_Entries shown_:

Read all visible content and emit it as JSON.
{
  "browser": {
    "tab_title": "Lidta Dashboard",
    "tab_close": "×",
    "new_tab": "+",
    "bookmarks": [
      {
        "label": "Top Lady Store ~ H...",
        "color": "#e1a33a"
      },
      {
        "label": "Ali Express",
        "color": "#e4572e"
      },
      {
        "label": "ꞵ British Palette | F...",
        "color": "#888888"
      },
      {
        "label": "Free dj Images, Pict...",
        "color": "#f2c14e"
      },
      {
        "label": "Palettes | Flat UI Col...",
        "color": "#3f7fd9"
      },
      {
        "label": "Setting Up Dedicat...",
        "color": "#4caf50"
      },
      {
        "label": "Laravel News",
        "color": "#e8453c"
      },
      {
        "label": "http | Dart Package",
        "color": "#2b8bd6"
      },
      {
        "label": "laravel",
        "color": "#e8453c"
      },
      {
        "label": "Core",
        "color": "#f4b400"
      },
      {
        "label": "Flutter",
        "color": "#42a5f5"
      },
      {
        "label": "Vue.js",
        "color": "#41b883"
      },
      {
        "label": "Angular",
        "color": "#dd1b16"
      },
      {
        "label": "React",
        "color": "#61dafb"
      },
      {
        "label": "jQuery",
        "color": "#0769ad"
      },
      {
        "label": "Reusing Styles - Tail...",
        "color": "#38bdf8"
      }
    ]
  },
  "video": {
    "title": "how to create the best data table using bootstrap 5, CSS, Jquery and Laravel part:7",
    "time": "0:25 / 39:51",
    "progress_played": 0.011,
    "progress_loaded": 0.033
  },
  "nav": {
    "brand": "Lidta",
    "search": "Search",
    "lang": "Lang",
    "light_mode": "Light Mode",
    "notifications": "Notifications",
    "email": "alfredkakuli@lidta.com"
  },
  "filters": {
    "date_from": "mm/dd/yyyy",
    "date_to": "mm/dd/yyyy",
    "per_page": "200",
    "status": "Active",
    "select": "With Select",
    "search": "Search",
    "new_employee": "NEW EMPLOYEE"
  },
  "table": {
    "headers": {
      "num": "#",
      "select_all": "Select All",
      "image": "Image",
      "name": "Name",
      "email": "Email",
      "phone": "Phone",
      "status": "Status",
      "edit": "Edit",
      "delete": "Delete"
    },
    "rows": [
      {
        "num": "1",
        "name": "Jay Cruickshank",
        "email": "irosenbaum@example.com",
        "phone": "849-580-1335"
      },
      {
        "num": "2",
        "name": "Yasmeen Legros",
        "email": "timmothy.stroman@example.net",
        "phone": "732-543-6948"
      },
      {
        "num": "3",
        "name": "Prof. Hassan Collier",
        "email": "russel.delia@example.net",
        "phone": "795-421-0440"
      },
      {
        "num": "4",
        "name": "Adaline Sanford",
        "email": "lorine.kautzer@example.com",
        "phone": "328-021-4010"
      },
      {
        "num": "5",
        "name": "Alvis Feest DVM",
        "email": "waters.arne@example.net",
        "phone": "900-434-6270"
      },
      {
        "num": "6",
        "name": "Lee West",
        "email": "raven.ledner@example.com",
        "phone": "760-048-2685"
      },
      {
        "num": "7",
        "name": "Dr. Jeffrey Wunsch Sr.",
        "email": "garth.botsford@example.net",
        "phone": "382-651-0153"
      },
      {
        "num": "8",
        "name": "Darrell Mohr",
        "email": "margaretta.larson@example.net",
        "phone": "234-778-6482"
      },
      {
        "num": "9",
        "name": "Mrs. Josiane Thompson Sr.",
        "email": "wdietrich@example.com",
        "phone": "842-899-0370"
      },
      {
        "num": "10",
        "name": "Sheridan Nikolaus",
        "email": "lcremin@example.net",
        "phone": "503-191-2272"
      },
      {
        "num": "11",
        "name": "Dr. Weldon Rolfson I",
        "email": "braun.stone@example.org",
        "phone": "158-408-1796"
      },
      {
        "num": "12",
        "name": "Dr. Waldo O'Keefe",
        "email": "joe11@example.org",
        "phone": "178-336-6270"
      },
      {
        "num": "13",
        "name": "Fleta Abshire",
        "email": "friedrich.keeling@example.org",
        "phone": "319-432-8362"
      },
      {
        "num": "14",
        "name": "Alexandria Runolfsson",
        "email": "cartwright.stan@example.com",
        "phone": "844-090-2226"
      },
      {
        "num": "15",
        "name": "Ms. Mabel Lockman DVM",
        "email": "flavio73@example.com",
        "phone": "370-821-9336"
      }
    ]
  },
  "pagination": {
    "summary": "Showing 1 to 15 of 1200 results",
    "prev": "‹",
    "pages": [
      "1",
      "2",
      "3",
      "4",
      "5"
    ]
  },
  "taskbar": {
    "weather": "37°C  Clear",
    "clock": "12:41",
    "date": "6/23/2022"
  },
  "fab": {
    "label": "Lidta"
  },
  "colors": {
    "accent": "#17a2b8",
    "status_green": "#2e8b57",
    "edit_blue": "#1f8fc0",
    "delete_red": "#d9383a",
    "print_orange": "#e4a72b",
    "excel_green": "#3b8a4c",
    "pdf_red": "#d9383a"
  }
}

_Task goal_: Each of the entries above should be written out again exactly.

_Response for this exercise_:
Read all visible content and emit it as JSON.
{
  "browser": {
    "tab_title": "Lidta Dashboard",
    "tab_close": "×",
    "new_tab": "+",
    "bookmarks": [
      {
        "label": "Top Lady Store ~ H...",
        "color": "#e1a33a"
      },
      {
        "label": "Ali Express",
        "color": "#e4572e"
      },
      {
        "label": "ꞵ British Palette | F...",
        "color": "#888888"
      },
      {
        "label": "Free dj Images, Pict...",
        "color": "#f2c14e"
      },
      {
        "label": "Palettes | Flat UI Col...",
        "color": "#3f7fd9"
      },
      {
        "label": "Setting Up Dedicat...",
        "color": "#4caf50"
      },
      {
        "label": "Laravel News",
        "color": "#e8453c"
      },
      {
        "label": "http | Dart Package",
        "color": "#2b8bd6"
      },
      {
        "label": "laravel",
        "color": "#e8453c"
      },
      {
        "label": "Core",
        "color": "#f4b400"
      },
      {
        "label": "Flutter",
        "color": "#42a5f5"
      },
      {
        "label": "Vue.js",
        "color": "#41b883"
      },
      {
        "label": "Angular",
        "color": "#dd1b16"
      },
      {
        "label": "React",
        "color": "#61dafb"
      },
      {
        "label": "jQuery",
        "color": "#0769ad"
      },
      {
        "label": "Reusing Styles - Tail...",
        "color": "#38bdf8"
      }
    ]
  },
  "video": {
    "title": "how to create the best data table using bootstrap 5, CSS, Jquery and Laravel part:7",
    "time": "0:25 / 39:51",
    "progress_played": 0.011,
    "progress_loaded": 0.033
  },
  "nav": {
    "brand": "Lidta",
    "search": "Search",
    "lang": "Lang",
    "light_mode": "Light Mode",
    "notifications": "Notifications",
    "email": "alfredkakuli@lidta.com"
  },
  "filters": {
    "date_from": "mm/dd/yyyy",
    "date_to": "mm/dd/yyyy",
    "per_page": "200",
    "status": "Active",
    "select": "With Select",
    "search": "Search",
    "new_employee": "NEW EMPLOYEE"
  },
  "table": {
    "headers": {
      "num": "#",
      "select_all": "Select All",
      "image": "Image",
      "name": "Name",
      "email": "Email",
      "phone": "Phone",
      "status": "Status",
      "edit": "Edit",
      "delete": "Delete"
    },
    "rows": [
      {
        "num": "1",
        "name": "Jay Cruickshank",
        "email": "irosenbaum@example.com",
        "phone": "849-580-1335"
      },
      {
        "num": "2",
        "name": "Yasmeen Legros",
        "email": "timmothy.stroman@example.net",
        "phone": "732-543-6948"
      },
      {
        "num": "3",
        "name": "Prof. Hassan Collier",
        "email": "russel.delia@example.net",
        "phone": "795-421-0440"
      },
      {
        "num": "4",
        "name": "Adaline Sanford",
        "email": "lorine.kautzer@example.com",
        "phone": "328-021-4010"
      },
      {
        "num": "5",
        "name": "Alvis Feest DVM",
        "email": "waters.arne@example.net",
        "phone": "900-434-6270"
      },
      {
        "num": "6",
        "name": "Lee West",
        "email": "raven.ledner@example.com",
        "phone": "760-048-2685"
      },
      {
        "num": "7",
        "name": "Dr. Jeffrey Wunsch Sr.",
        "email": "garth.botsford@example.net",
        "phone": "382-651-0153"
      },
      {
        "num": "8",
        "name": "Darrell Mohr",
        "email": "margaretta.larson@example.net",
        "phone": "234-778-6482"
      },
      {
        "num": "9",
        "name": "Mrs. Josiane Thompson Sr.",
        "email": "wdietrich@example.com",
        "phone": "842-899-0370"
      },
      {
        "num": "10",
        "name": "Sheridan Nikolaus",
        "email": "lcremin@example.net",
        "phone": "503-191-2272"
      },
      {
        "num": "11",
        "name": "Dr. Weldon Rolfson I",
        "email": "braun.stone@example.org",
        "phone": "158-408-1796"
      },
      {
        "num": "12",
        "name": "Dr. Waldo O'Keefe",
        "email": "joe11@example.org",
        "phone": "178-336-6270"
      },
      {
        "num": "13",
        "name": "Fleta Abshire",
        "email": "friedrich.keeling@example.org",
        "phone": "319-432-8362"
      },
      {
        "num": "14",
        "name": "Alexandria Runolfsson",
        "email": "cartwright.stan@example.com",
        "phone": "844-090-2226"
      },
      {
        "num": "15",
        "name": "Ms. Mabel Lockman DVM",
        "email": "flavio73@example.com",
        "phone": "370-821-9336"
      }
    ]
  },
  "pagination": {
    "summary": "Showing 1 to 15 of 1200 results",
    "prev": "‹",
    "pages": [
      "1",
      "2",
      "3",
      "4",
      "5"
    ]
  },
  "taskbar": {
    "weather": "37°C  Clear",
    "clock": "12:41",
    "date": "6/23/2022"
  },
  "fab": {
    "label": "Lidta"
  },
  "colors": {
    "accent": "#17a2b8",
    "status_green": "#2e8b57",
    "edit_blue": "#1f8fc0",
    "delete_red": "#d9383a",
    "print_orange": "#e4a72b",
    "excel_green": "#3b8a4c",
    "pdf_red": "#d9383a"
  }
}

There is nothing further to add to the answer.